= Task statement =
Drop every picture, then repeat the records exactly.

[[ Provided records open ]]

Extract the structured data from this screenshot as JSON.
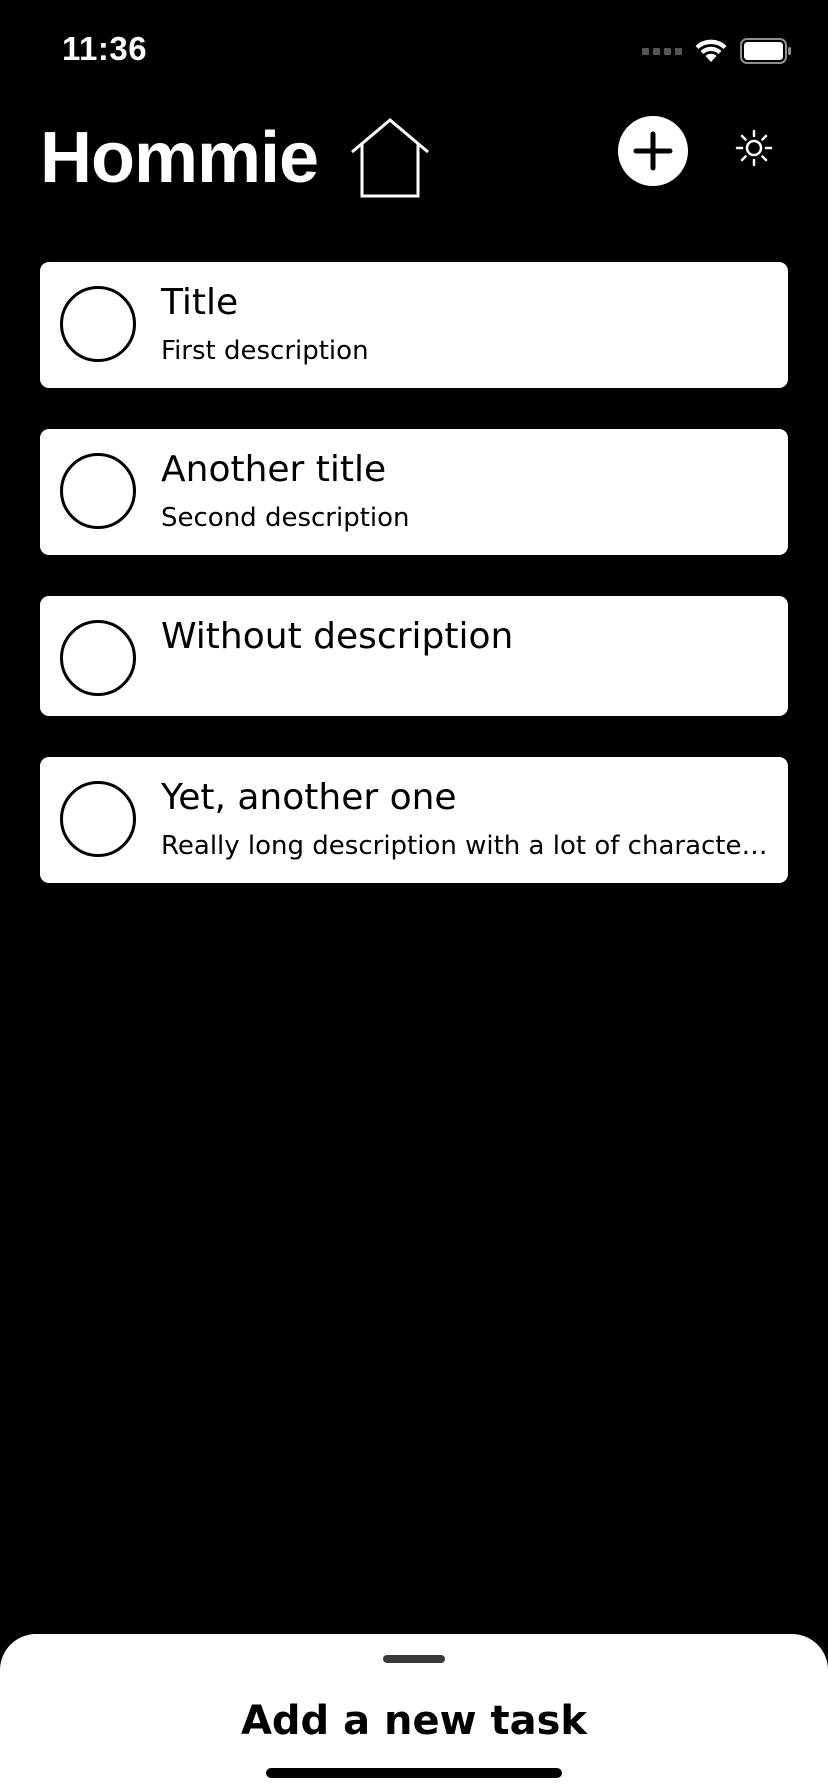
{
  "status_bar": {
    "time": "11:36"
  },
  "header": {
    "title": "Hommie",
    "icons": {
      "home": "home-icon",
      "add": "plus-icon",
      "theme": "sun-icon"
    }
  },
  "tasks": [
    {
      "title": "Title",
      "description": "First description"
    },
    {
      "title": "Another title",
      "description": "Second description"
    },
    {
      "title": "Without description",
      "description": ""
    },
    {
      "title": "Yet, another one",
      "description": "Really long description with a lot of character..."
    }
  ],
  "bottom_sheet": {
    "title": "Add a new task"
  },
  "colors": {
    "background": "#000000",
    "card": "#ffffff",
    "text_on_card": "#000000"
  }
}
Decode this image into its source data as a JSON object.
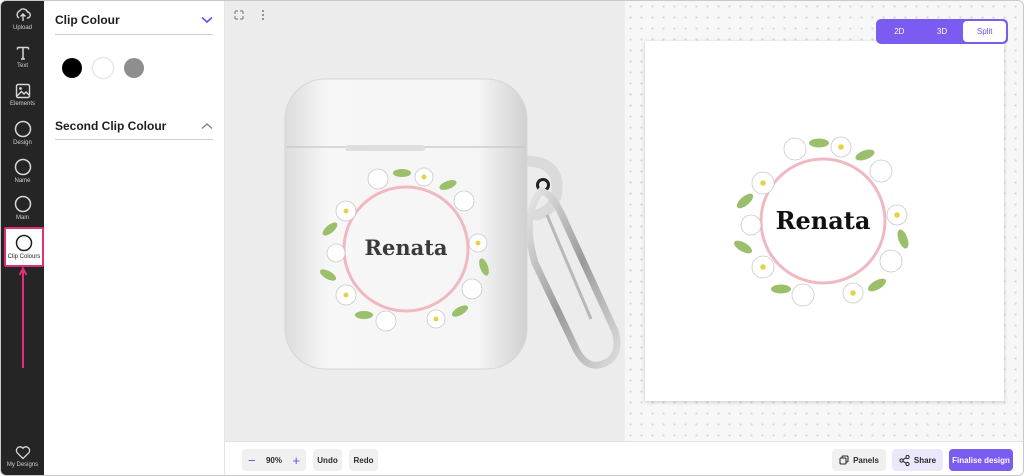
{
  "rail": {
    "items": [
      {
        "label": "Upload",
        "icon": "upload-icon"
      },
      {
        "label": "Text",
        "icon": "text-icon"
      },
      {
        "label": "Elements",
        "icon": "image-icon"
      },
      {
        "label": "Design",
        "icon": "circle-icon"
      },
      {
        "label": "Name",
        "icon": "circle-icon"
      },
      {
        "label": "Main",
        "icon": "circle-icon"
      },
      {
        "label": "Clip Colours",
        "icon": "circle-icon",
        "active": true
      }
    ],
    "footer": {
      "label": "My Designs",
      "icon": "heart-icon"
    },
    "highlight_color": "#e0307a"
  },
  "panel": {
    "clip_colour": {
      "title": "Clip Colour",
      "expanded": true,
      "swatches": [
        {
          "name": "black",
          "color": "#000000"
        },
        {
          "name": "white",
          "color": "#ffffff"
        },
        {
          "name": "grey",
          "color": "#8e8e8e"
        }
      ]
    },
    "second_clip_colour": {
      "title": "Second Clip Colour",
      "expanded": false
    }
  },
  "canvas": {
    "name_text": "Renata",
    "view_modes": [
      "2D",
      "3D",
      "Split"
    ],
    "active_mode": "Split"
  },
  "toolbar": {
    "zoom": "90%",
    "undo": "Undo",
    "redo": "Redo",
    "panels": "Panels",
    "share": "Share",
    "finalise": "Finalise design"
  },
  "colors": {
    "accent": "#7b5cf0",
    "rail": "#252525"
  }
}
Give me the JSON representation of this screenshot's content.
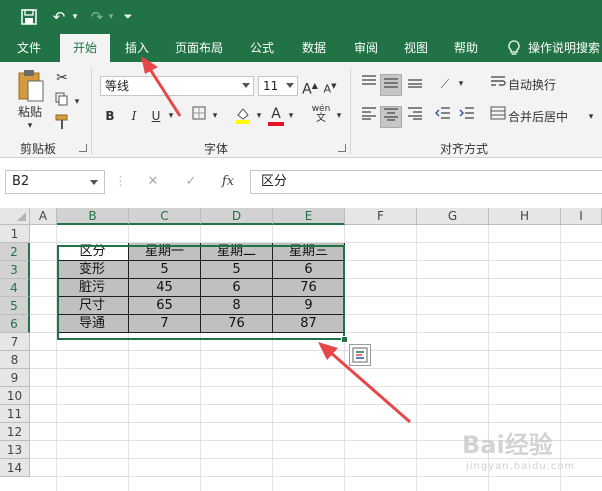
{
  "quick_access": {
    "save_icon": "save-icon",
    "undo_icon": "undo-icon",
    "redo_icon": "redo-icon",
    "customize_icon": "customize-icon"
  },
  "tabs": [
    {
      "label": "文件"
    },
    {
      "label": "开始"
    },
    {
      "label": "插入"
    },
    {
      "label": "页面布局"
    },
    {
      "label": "公式"
    },
    {
      "label": "数据"
    },
    {
      "label": "审阅"
    },
    {
      "label": "视图"
    },
    {
      "label": "帮助"
    },
    {
      "label": "操作说明搜索"
    }
  ],
  "ribbon": {
    "clipboard": {
      "paste_label": "粘贴",
      "group_label": "剪贴板"
    },
    "font": {
      "font_name": "等线",
      "font_size": "11",
      "grow_label": "A",
      "shrink_label": "A",
      "bold": "B",
      "italic": "I",
      "underline": "U",
      "font_color_label": "A",
      "phonetic_label": "wén",
      "group_label": "字体"
    },
    "alignment": {
      "wrap_text": "自动换行",
      "merge_center": "合并后居中",
      "group_label": "对齐方式"
    }
  },
  "formula_bar": {
    "name_box": "B2",
    "fx_label": "fx",
    "formula": "区分"
  },
  "grid": {
    "columns": [
      "A",
      "B",
      "C",
      "D",
      "E",
      "F",
      "G",
      "H",
      "I"
    ],
    "rows": [
      "1",
      "2",
      "3",
      "4",
      "5",
      "6",
      "7",
      "8",
      "9",
      "10",
      "11",
      "12",
      "13",
      "14"
    ],
    "table": [
      [
        "区分",
        "星期一",
        "星期二",
        "星期三"
      ],
      [
        "变形",
        "5",
        "5",
        "6"
      ],
      [
        "脏污",
        "45",
        "6",
        "76"
      ],
      [
        "尺寸",
        "65",
        "8",
        "9"
      ],
      [
        "导通",
        "7",
        "76",
        "87"
      ]
    ]
  },
  "colors": {
    "brand": "#217346",
    "annotation_arrow": "#e8474a",
    "cell_fill": "#c0c0c0"
  },
  "watermark": {
    "text": "Bai经验",
    "sub": "jingyan.baidu.com"
  }
}
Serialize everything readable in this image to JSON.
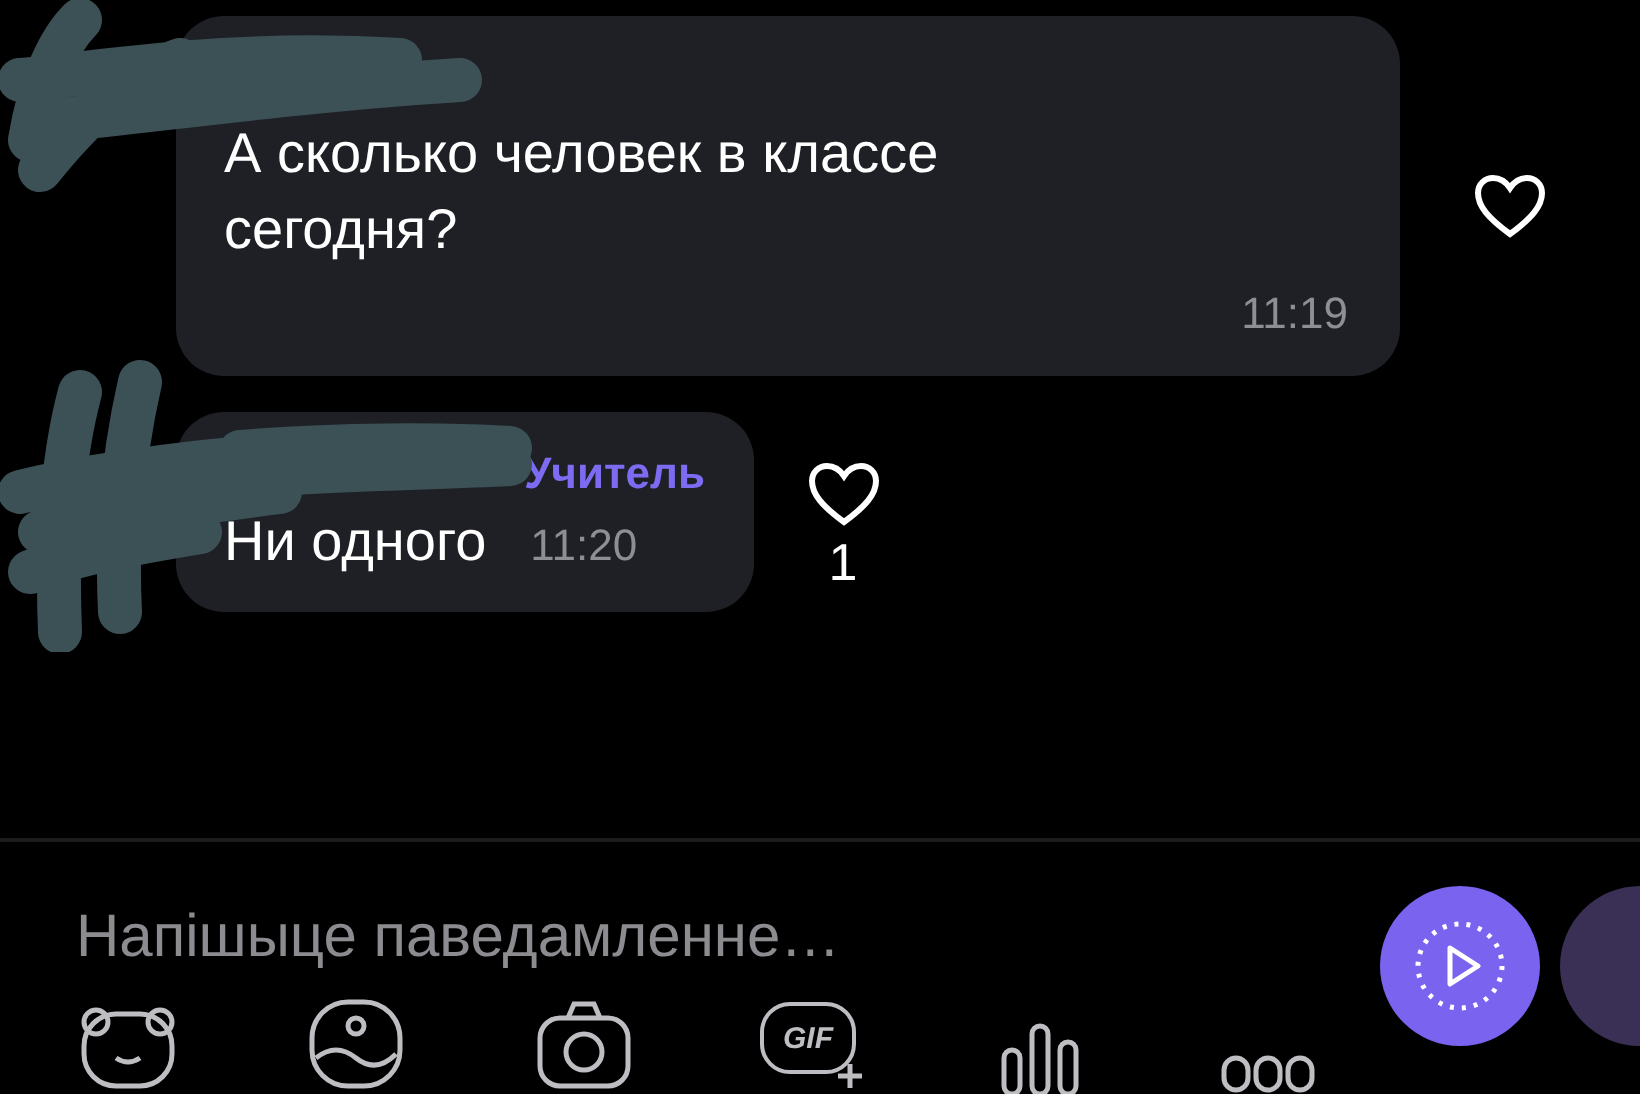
{
  "messages": [
    {
      "text": "А сколько человек в классе сегодня?",
      "time": "11:19"
    },
    {
      "sender_role": "Учитель",
      "text": "Ни одного",
      "time": "11:20",
      "likes": "1"
    }
  ],
  "composer": {
    "placeholder": "Напішыце паведамленне…",
    "gif_label": "GIF"
  }
}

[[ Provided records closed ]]

= Solution =
Extract the structured data from this screenshot as JSON.
{
  "status_bar": {
    "time": "11:36"
  },
  "header": {
    "title": "Hommie",
    "icons": {
      "home": "home-icon",
      "add": "plus-icon",
      "theme": "sun-icon"
    }
  },
  "tasks": [
    {
      "title": "Title",
      "description": "First description"
    },
    {
      "title": "Another title",
      "description": "Second description"
    },
    {
      "title": "Without description",
      "description": ""
    },
    {
      "title": "Yet, another one",
      "description": "Really long description with a lot of character..."
    }
  ],
  "bottom_sheet": {
    "title": "Add a new task"
  },
  "colors": {
    "background": "#000000",
    "card": "#ffffff",
    "text_on_card": "#000000"
  }
}
Decode this image into its source data as a JSON object.
{
  "rail": {
    "items": [
      {
        "label": "Upload",
        "icon": "upload-icon"
      },
      {
        "label": "Text",
        "icon": "text-icon"
      },
      {
        "label": "Elements",
        "icon": "image-icon"
      },
      {
        "label": "Design",
        "icon": "circle-icon"
      },
      {
        "label": "Name",
        "icon": "circle-icon"
      },
      {
        "label": "Main",
        "icon": "circle-icon"
      },
      {
        "label": "Clip Colours",
        "icon": "circle-icon",
        "active": true
      }
    ],
    "footer": {
      "label": "My Designs",
      "icon": "heart-icon"
    },
    "highlight_color": "#e0307a"
  },
  "panel": {
    "clip_colour": {
      "title": "Clip Colour",
      "expanded": true,
      "swatches": [
        {
          "name": "black",
          "color": "#000000"
        },
        {
          "name": "white",
          "color": "#ffffff"
        },
        {
          "name": "grey",
          "color": "#8e8e8e"
        }
      ]
    },
    "second_clip_colour": {
      "title": "Second Clip Colour",
      "expanded": false
    }
  },
  "canvas": {
    "name_text": "Renata",
    "view_modes": [
      "2D",
      "3D",
      "Split"
    ],
    "active_mode": "Split"
  },
  "toolbar": {
    "zoom": "90%",
    "undo": "Undo",
    "redo": "Redo",
    "panels": "Panels",
    "share": "Share",
    "finalise": "Finalise design"
  },
  "colors": {
    "accent": "#7b5cf0",
    "rail": "#252525"
  }
}
Give me the JSON representation of this screenshot's content.
{
  "quick_access": {
    "save_icon": "save-icon",
    "undo_icon": "undo-icon",
    "redo_icon": "redo-icon",
    "customize_icon": "customize-icon"
  },
  "tabs": [
    {
      "label": "文件"
    },
    {
      "label": "开始"
    },
    {
      "label": "插入"
    },
    {
      "label": "页面布局"
    },
    {
      "label": "公式"
    },
    {
      "label": "数据"
    },
    {
      "label": "审阅"
    },
    {
      "label": "视图"
    },
    {
      "label": "帮助"
    },
    {
      "label": "操作说明搜索"
    }
  ],
  "ribbon": {
    "clipboard": {
      "paste_label": "粘贴",
      "group_label": "剪贴板"
    },
    "font": {
      "font_name": "等线",
      "font_size": "11",
      "grow_label": "A",
      "shrink_label": "A",
      "bold": "B",
      "italic": "I",
      "underline": "U",
      "font_color_label": "A",
      "phonetic_label": "wén",
      "group_label": "字体"
    },
    "alignment": {
      "wrap_text": "自动换行",
      "merge_center": "合并后居中",
      "group_label": "对齐方式"
    }
  },
  "formula_bar": {
    "name_box": "B2",
    "fx_label": "fx",
    "formula": "区分"
  },
  "grid": {
    "columns": [
      "A",
      "B",
      "C",
      "D",
      "E",
      "F",
      "G",
      "H",
      "I"
    ],
    "rows": [
      "1",
      "2",
      "3",
      "4",
      "5",
      "6",
      "7",
      "8",
      "9",
      "10",
      "11",
      "12",
      "13",
      "14"
    ],
    "table": [
      [
        "区分",
        "星期一",
        "星期二",
        "星期三"
      ],
      [
        "变形",
        "5",
        "5",
        "6"
      ],
      [
        "脏污",
        "45",
        "6",
        "76"
      ],
      [
        "尺寸",
        "65",
        "8",
        "9"
      ],
      [
        "导通",
        "7",
        "76",
        "87"
      ]
    ]
  },
  "colors": {
    "brand": "#217346",
    "annotation_arrow": "#e8474a",
    "cell_fill": "#c0c0c0"
  },
  "watermark": {
    "text": "Bai经验",
    "sub": "jingyan.baidu.com"
  }
}
Serialize everything readable in this image to JSON.
{
  "messages": [
    {
      "text": "А сколько человек в классе сегодня?",
      "time": "11:19"
    },
    {
      "sender_role": "Учитель",
      "text": "Ни одного",
      "time": "11:20",
      "likes": "1"
    }
  ],
  "composer": {
    "placeholder": "Напішыце паведамленне…",
    "gif_label": "GIF"
  }
}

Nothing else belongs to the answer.